So the doll's house planned here will have two full floors and an accessible attic. The attic will be one large room, and the floors will each have one large room, one small room, and a staircase/corridor. The sizes of the rooms in this plan are not final yet, but they give the right direction. A room of 3 m by 3 m is rather small and does not fit large furniture well. Therefore planning for a living room of 4 m by 4 m or so makes sense. This means roughly 34 cm width. The staircase should be two metres wide, that's roughly 16 cm in the doll's world. The staircase is planned with half-way landings, and then folding back. The smaller room could be 3 m wide or so, which means 25 cm. Then one needs to account for the width of the walls, and the base plate should maybe be a couple of cm wider on all sides. Thus we easily end up with a house of something like 75 cm wide, 40 cm deep, and 60 cm high. Yes, that's big...

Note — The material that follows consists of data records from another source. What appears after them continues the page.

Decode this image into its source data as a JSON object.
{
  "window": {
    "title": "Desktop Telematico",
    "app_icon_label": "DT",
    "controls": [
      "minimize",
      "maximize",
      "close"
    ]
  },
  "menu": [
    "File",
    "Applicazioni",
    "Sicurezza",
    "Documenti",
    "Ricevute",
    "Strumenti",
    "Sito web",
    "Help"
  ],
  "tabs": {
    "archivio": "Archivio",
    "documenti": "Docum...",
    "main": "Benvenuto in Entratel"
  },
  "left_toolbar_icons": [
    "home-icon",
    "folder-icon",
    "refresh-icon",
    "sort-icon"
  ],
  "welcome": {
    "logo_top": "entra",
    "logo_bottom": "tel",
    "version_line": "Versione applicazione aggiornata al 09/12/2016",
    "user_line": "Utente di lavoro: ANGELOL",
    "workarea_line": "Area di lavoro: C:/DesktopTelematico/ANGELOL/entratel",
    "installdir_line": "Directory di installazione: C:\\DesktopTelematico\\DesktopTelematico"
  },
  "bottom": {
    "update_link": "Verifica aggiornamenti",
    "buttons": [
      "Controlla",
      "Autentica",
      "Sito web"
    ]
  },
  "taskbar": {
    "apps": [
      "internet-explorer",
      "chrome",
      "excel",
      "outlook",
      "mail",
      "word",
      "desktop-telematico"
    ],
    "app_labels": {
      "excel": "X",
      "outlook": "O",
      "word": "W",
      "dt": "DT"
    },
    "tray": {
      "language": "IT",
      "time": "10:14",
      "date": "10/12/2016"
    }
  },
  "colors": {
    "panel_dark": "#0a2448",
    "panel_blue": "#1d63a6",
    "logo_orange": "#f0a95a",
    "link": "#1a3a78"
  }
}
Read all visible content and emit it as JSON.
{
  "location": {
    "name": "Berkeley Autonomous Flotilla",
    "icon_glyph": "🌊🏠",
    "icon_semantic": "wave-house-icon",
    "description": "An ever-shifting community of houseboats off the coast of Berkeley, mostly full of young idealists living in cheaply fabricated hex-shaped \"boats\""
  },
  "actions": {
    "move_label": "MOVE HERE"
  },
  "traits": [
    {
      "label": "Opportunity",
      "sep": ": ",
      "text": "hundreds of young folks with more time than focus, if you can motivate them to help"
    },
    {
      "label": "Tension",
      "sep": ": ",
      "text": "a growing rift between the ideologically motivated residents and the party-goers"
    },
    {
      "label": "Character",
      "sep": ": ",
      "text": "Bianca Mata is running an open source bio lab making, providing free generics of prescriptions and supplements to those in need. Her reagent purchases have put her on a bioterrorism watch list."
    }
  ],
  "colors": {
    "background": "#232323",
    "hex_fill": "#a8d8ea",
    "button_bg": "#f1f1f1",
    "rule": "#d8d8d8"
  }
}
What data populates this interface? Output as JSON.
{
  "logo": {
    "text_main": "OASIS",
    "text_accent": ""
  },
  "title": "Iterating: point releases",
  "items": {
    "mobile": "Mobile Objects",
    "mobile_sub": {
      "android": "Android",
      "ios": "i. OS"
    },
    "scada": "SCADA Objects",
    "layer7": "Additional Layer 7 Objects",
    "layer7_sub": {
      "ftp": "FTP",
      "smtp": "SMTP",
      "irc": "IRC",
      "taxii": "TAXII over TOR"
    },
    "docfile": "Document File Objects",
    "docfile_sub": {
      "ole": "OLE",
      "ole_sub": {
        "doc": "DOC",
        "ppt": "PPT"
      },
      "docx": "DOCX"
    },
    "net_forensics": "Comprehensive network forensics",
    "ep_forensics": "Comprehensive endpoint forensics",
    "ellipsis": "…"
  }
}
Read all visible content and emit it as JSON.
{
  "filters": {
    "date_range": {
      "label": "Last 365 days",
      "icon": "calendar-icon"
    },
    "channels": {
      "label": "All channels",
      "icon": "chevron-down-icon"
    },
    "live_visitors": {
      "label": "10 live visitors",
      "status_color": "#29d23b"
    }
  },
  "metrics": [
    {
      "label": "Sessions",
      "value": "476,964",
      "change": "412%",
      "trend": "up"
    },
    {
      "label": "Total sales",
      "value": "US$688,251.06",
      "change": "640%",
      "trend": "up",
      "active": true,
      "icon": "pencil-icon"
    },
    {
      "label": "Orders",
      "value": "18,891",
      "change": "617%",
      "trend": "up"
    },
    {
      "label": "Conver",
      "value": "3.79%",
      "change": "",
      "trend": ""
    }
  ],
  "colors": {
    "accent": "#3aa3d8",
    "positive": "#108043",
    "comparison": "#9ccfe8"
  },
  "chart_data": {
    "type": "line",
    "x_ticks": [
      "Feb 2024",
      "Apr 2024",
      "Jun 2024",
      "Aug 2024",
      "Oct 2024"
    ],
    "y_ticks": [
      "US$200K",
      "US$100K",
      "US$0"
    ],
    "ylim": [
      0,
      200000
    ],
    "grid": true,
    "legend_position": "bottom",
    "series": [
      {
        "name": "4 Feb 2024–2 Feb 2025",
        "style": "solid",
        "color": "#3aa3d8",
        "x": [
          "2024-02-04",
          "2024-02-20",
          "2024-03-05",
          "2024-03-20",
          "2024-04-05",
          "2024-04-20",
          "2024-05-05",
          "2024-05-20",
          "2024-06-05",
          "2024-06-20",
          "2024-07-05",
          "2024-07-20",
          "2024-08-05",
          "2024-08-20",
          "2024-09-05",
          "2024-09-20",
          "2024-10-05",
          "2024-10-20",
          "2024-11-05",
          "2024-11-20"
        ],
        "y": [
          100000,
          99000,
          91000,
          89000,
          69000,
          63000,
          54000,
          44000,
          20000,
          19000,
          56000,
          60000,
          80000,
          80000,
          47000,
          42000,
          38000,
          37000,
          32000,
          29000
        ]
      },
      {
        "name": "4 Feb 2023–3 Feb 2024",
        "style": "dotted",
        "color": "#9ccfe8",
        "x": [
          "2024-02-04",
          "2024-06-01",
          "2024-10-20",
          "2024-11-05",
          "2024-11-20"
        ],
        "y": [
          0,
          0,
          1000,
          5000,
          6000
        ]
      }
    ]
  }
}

In the next blog post, I will discuss the exact measurements.

Photo and design: Thomas Ulich.

Sunday 6 May 2012

Winter's back!

On Wednesday, 2nd May 2012, I posted a photo over on the EISCAT_3D blog of snow falling in Sodankylä, and the title was "In the grip of winter." This message was premature. Today, 6th May 2012, winter is trying again, and this time properly: this morning we woke to 7.5 cm fresh snow! Everything is properly white again, and it's still snowing. Time to get the skis back out, and I feel sorry for all those, who already changed wheels on their cars.

Photo: Thomas Ulich.